A quick bit of research tells me that Amazon deforestation is actually down significantly since 2004, and that the more the rainforest gets logged, the less precipitation reaches crops, so there's really no more economic advantage to converting rainforest to fields. It's like what the paper industry in the U.S. went through a few years ago, after they figured out it was more economical to replace trees than to just cut them down, they started to do the right thing and renew their own resource. I'd imagine the farmers in Brazil have started to see the light, and Wikipedia confirms that the amount of conserved land in Brazil tripled between 2002 and 2006. Should we remain on guard in the name of future conservation? Of course, but there's less of a reason to stick an environmental message into an animated film.

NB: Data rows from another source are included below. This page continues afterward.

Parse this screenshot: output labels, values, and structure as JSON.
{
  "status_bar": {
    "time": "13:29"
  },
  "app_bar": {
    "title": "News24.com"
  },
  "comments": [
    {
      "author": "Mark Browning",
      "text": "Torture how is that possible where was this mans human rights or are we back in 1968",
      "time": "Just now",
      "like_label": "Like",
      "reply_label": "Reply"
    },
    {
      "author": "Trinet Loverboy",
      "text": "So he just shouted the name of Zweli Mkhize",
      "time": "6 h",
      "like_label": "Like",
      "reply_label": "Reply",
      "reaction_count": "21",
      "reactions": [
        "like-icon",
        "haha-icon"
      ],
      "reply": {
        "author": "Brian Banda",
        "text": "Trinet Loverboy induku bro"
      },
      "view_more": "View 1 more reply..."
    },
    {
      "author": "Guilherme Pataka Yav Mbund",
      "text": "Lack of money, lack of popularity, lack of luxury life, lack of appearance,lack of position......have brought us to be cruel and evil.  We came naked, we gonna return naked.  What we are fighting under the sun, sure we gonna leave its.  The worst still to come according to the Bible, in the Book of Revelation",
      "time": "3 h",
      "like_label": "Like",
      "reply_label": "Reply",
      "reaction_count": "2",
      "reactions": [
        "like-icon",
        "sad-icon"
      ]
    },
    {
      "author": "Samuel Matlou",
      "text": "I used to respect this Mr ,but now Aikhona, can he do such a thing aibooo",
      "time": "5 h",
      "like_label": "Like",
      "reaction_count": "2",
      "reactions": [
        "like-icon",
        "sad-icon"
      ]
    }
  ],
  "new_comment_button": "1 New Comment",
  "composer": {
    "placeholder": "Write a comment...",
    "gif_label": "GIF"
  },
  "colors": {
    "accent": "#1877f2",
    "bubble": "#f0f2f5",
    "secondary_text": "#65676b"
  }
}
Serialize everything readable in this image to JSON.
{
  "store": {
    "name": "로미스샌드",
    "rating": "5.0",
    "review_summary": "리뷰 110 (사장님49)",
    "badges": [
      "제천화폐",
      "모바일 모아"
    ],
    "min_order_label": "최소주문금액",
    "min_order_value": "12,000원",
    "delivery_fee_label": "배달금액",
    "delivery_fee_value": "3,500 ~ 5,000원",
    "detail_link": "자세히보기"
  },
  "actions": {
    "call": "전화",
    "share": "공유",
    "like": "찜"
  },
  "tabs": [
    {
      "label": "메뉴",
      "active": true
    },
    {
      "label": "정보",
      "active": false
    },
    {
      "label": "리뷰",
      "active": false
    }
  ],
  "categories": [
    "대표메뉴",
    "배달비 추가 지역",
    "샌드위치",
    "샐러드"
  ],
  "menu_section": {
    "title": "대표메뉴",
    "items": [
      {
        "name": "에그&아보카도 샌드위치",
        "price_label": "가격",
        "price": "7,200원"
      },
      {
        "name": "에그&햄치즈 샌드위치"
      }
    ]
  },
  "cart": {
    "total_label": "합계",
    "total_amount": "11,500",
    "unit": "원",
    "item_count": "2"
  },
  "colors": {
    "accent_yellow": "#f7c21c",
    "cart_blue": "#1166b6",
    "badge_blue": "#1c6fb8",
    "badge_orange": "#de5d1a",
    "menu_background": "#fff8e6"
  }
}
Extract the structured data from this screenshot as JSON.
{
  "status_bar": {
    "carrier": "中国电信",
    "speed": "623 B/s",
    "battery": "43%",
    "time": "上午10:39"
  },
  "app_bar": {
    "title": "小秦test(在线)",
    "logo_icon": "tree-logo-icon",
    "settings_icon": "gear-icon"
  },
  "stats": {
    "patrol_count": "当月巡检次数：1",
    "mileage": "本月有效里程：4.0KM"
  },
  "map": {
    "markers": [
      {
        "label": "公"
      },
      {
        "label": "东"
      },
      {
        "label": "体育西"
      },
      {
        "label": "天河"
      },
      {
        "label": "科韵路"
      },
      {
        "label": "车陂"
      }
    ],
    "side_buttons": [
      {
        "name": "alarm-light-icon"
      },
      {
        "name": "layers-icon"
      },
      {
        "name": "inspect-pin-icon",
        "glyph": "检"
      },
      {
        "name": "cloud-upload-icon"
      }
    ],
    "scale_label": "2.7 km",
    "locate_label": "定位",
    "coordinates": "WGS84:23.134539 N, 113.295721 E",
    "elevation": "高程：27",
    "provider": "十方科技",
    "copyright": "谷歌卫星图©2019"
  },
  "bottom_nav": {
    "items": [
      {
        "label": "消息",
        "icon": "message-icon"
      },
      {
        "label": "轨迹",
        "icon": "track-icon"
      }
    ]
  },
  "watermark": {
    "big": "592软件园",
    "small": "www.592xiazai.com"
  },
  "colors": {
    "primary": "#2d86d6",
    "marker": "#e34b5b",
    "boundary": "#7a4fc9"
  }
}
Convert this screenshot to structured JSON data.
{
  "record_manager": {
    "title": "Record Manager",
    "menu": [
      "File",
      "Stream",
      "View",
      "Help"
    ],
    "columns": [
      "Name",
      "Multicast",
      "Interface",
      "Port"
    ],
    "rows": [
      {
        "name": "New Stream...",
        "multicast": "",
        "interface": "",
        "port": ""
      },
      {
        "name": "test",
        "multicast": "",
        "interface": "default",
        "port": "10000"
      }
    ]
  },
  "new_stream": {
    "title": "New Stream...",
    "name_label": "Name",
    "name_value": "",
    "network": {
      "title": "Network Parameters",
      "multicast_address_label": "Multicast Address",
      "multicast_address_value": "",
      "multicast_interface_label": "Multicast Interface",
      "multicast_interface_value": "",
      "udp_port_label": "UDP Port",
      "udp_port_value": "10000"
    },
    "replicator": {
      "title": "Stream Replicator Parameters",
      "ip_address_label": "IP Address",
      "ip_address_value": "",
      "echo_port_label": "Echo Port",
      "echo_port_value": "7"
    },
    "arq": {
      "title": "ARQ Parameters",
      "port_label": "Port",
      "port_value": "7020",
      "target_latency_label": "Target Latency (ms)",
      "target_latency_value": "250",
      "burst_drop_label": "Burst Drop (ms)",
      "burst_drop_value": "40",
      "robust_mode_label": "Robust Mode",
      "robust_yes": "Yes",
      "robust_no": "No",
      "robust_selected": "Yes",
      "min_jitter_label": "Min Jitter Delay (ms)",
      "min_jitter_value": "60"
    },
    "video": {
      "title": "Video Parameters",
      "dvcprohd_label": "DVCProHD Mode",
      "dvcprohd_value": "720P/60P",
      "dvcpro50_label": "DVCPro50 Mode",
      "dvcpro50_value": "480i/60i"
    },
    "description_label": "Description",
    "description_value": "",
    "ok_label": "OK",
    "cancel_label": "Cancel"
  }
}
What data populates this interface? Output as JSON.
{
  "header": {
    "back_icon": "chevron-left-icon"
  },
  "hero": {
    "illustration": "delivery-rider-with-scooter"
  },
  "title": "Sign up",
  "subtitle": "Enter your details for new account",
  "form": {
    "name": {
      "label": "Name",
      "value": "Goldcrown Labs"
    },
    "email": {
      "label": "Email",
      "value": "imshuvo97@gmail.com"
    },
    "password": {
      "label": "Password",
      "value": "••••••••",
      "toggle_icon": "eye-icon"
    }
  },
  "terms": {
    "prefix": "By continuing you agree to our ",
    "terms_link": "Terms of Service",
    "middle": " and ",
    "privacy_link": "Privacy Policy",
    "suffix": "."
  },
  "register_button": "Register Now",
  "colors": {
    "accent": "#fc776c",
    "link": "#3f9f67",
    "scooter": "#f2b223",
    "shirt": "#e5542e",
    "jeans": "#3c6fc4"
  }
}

As an animated film, it just feels like this one had too many characters. How are kids supposed to keep track of them all? Did Blu and Jewel really need to have three kids, wouldn't two have been enough? There really wasn't time to develop them all with different personalities, so why did they all need to be there? Then we've got the toucan, the canary, the bulldog - they don't bring much to the table, the bulldog was even absent from most of the film because they didn't have anything for him to do.
The storyline with Blu trying to fit in with the tribe of blue macaws was fine, but why did their enemies have to be the scarlet macaws? Doesn't this teach kids to think along color lines, suggesting that people should only associate with others of the same race? Why couldn't all the birds share the grove from the start, wouldn't that send a better message out to the kids?
Another NITPICK POINT - why did the birds need to cross Brazil 17 times, just to find the Amazon? Isn't the Amazon River the largest in the world, isn't the Amazon basin just plain huge? Seems to me they should have been able to find the Amazon a lot quicker. OK, so they were looking for one specific point in the Amazon, I get that. But one bird had a phone with GPS, and the other was a bird using typical bird-flying techniques - am I to understand that neither system worked well? I understand that Rio de Janeiro may be 2,000 miles away from the Amazon, but it's a straight shot, isn't it?
Also starring the voices of Jesse Eisenberg (last seen in "Now You See Me"), Anne Hathaway (last seen in "Interstellar"), Andy Garcia (last seen in "Let's Be Cops"), George Lopez (last heard in "The Smurfs"), Jamie Foxx (last seen in "Horrible Bosses 2"), Will.I.am (last heard in "Rio"), Tracy Morgan (ditto), Rita Moreno (last seen in "Slums of Beverly Hills"), Kristin Chenoweth (last seen in "Bewitched"), Bruno Mars (last seen in "Honeymoon in Vegas"), Miguel Ferrer (last seen in "Another Stakeout"), Leslie Mann (last seen in "Big Daddy"), Sergio Mendes (last heard in "Rio"), Kate MiCucci, Janelle Monae, Rodrigo Santoro (last seen in "Love Actually"), Rachel Crow.
RATING: 5 out of 10 chainsaws